**Data provided:**
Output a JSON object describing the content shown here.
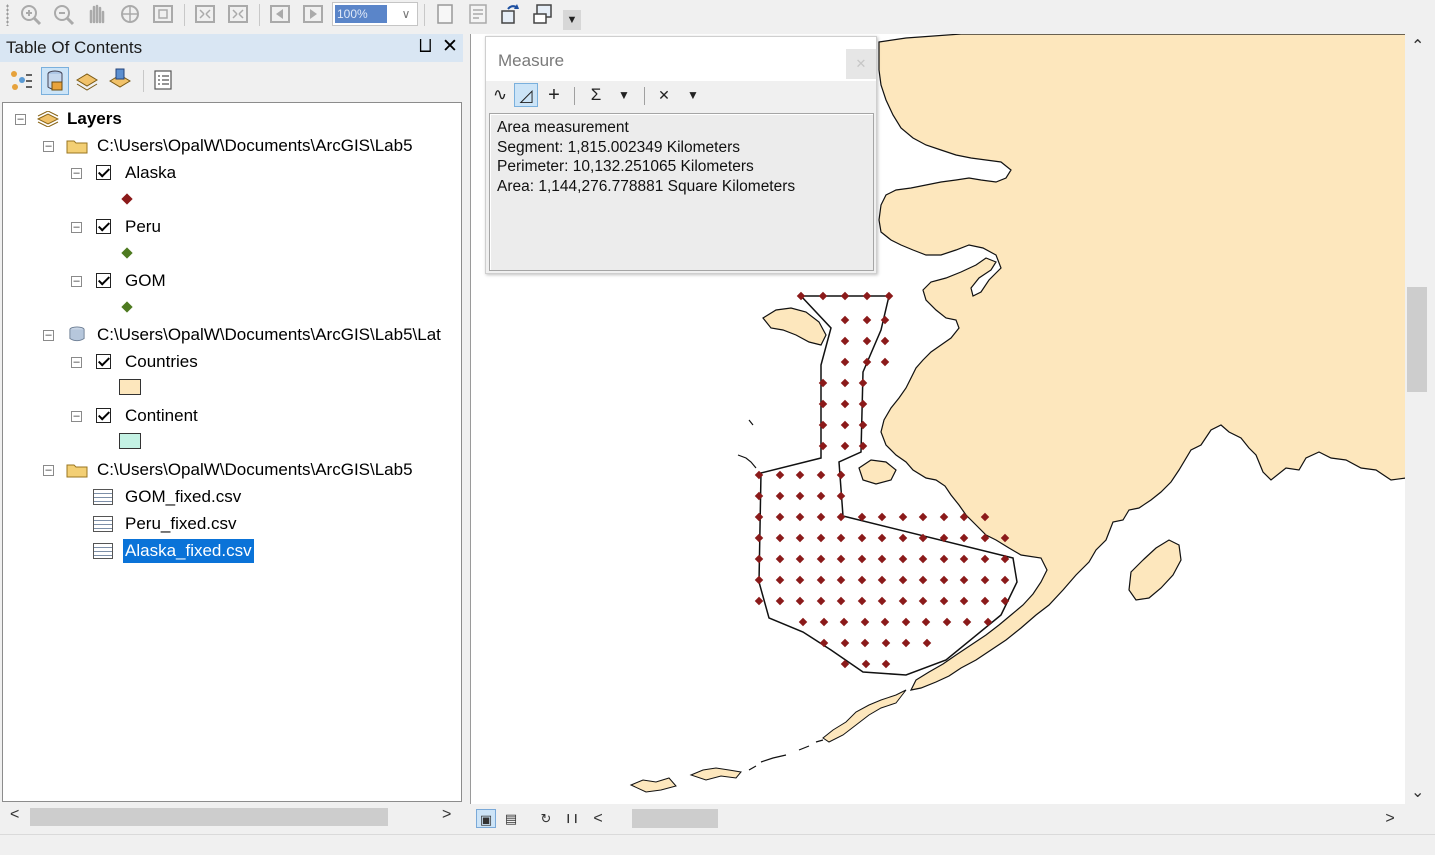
{
  "toolbar": {
    "zoom_value": "100%",
    "buttons": [
      "zoom-in-icon",
      "zoom-out-icon",
      "pan-icon",
      "full-extent-icon",
      "fixed-zoom-icon",
      "zoom-in-fixed-icon",
      "zoom-out-fixed-icon",
      "back-icon",
      "forward-icon",
      "page-icon",
      "toggle-icon",
      "refresh-icon",
      "tools-icon"
    ]
  },
  "toc": {
    "title": "Table Of Contents",
    "pin_icon": "⨆",
    "close_icon": "✕",
    "tree": {
      "root_label": "Layers",
      "groups": [
        {
          "path": "C:\\Users\\OpalW\\Documents\\ArcGIS\\Lab5",
          "type": "folder",
          "layers": [
            {
              "label": "Alaska",
              "symbol": "point",
              "color": "#8b1a1a"
            },
            {
              "label": "Peru",
              "symbol": "point",
              "color": "#4e7a20"
            },
            {
              "label": "GOM",
              "symbol": "point",
              "color": "#4e7a20"
            }
          ]
        },
        {
          "path": "C:\\Users\\OpalW\\Documents\\ArcGIS\\Lab5\\Lat",
          "type": "database",
          "layers": [
            {
              "label": "Countries",
              "symbol": "polygon",
              "color": "#fde7bd"
            },
            {
              "label": "Continent",
              "symbol": "polygon",
              "color": "#c4f2e4"
            }
          ]
        },
        {
          "path": "C:\\Users\\OpalW\\Documents\\ArcGIS\\Lab5",
          "type": "folder",
          "tables": [
            "GOM_fixed.csv",
            "Peru_fixed.csv",
            "Alaska_fixed.csv"
          ],
          "selected_table": "Alaska_fixed.csv"
        }
      ]
    }
  },
  "measure": {
    "title": "Measure",
    "close_icon": "✕",
    "tools": {
      "line": "∿",
      "area": "◿",
      "feature": "+",
      "sum": "Σ",
      "dropdown": "▼",
      "clear": "✕"
    },
    "results": {
      "heading": "Area measurement",
      "segment": "Segment: 1,815.002349 Kilometers",
      "perimeter": "Perimeter: 10,132.251065 Kilometers",
      "area": "Area: 1,144,276.778881 Square Kilometers"
    }
  },
  "map": {
    "land_color": "#fde7bd",
    "point_color": "#8b1a1a",
    "scroll_up": "⌃",
    "scroll_down": "⌄",
    "scroll_left": "<",
    "scroll_right": ">"
  },
  "statusbar": {
    "data_view_icon": "▣",
    "layout_view_icon": "▤",
    "refresh_icon": "↻",
    "pause_icon": "❙❙",
    "left_arrow": "<",
    "right_arrow": ">"
  }
}
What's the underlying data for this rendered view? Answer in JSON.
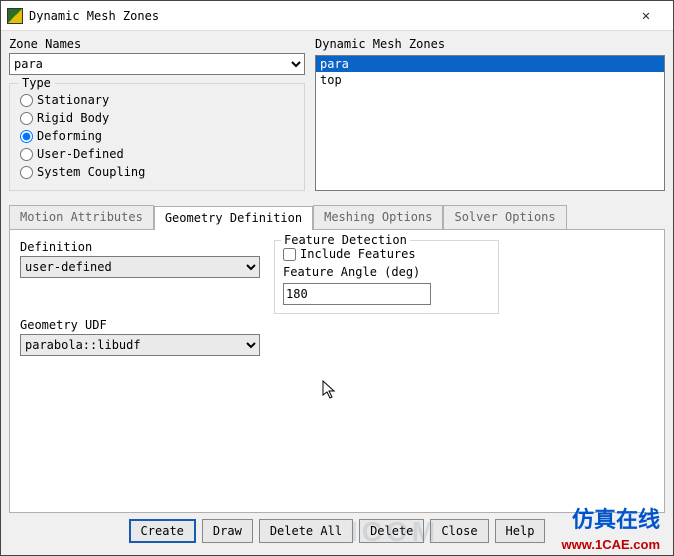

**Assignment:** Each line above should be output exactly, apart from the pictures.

**Task solution:**
Output a JSON object describing the content shown here.
{
  "toolbar": {
    "zoom_value": "100%",
    "buttons": [
      "zoom-in-icon",
      "zoom-out-icon",
      "pan-icon",
      "full-extent-icon",
      "fixed-zoom-icon",
      "zoom-in-fixed-icon",
      "zoom-out-fixed-icon",
      "back-icon",
      "forward-icon",
      "page-icon",
      "toggle-icon",
      "refresh-icon",
      "tools-icon"
    ]
  },
  "toc": {
    "title": "Table Of Contents",
    "pin_icon": "⨆",
    "close_icon": "✕",
    "tree": {
      "root_label": "Layers",
      "groups": [
        {
          "path": "C:\\Users\\OpalW\\Documents\\ArcGIS\\Lab5",
          "type": "folder",
          "layers": [
            {
              "label": "Alaska",
              "symbol": "point",
              "color": "#8b1a1a"
            },
            {
              "label": "Peru",
              "symbol": "point",
              "color": "#4e7a20"
            },
            {
              "label": "GOM",
              "symbol": "point",
              "color": "#4e7a20"
            }
          ]
        },
        {
          "path": "C:\\Users\\OpalW\\Documents\\ArcGIS\\Lab5\\Lat",
          "type": "database",
          "layers": [
            {
              "label": "Countries",
              "symbol": "polygon",
              "color": "#fde7bd"
            },
            {
              "label": "Continent",
              "symbol": "polygon",
              "color": "#c4f2e4"
            }
          ]
        },
        {
          "path": "C:\\Users\\OpalW\\Documents\\ArcGIS\\Lab5",
          "type": "folder",
          "tables": [
            "GOM_fixed.csv",
            "Peru_fixed.csv",
            "Alaska_fixed.csv"
          ],
          "selected_table": "Alaska_fixed.csv"
        }
      ]
    }
  },
  "measure": {
    "title": "Measure",
    "close_icon": "✕",
    "tools": {
      "line": "∿",
      "area": "◿",
      "feature": "+",
      "sum": "Σ",
      "dropdown": "▼",
      "clear": "✕"
    },
    "results": {
      "heading": "Area measurement",
      "segment": "Segment: 1,815.002349 Kilometers",
      "perimeter": "Perimeter: 10,132.251065 Kilometers",
      "area": "Area: 1,144,276.778881 Square Kilometers"
    }
  },
  "map": {
    "land_color": "#fde7bd",
    "point_color": "#8b1a1a",
    "scroll_up": "⌃",
    "scroll_down": "⌄",
    "scroll_left": "<",
    "scroll_right": ">"
  },
  "statusbar": {
    "data_view_icon": "▣",
    "layout_view_icon": "▤",
    "refresh_icon": "↻",
    "pause_icon": "❙❙",
    "left_arrow": "<",
    "right_arrow": ">"
  }
}
What's the underlying data for this rendered view? Answer in JSON.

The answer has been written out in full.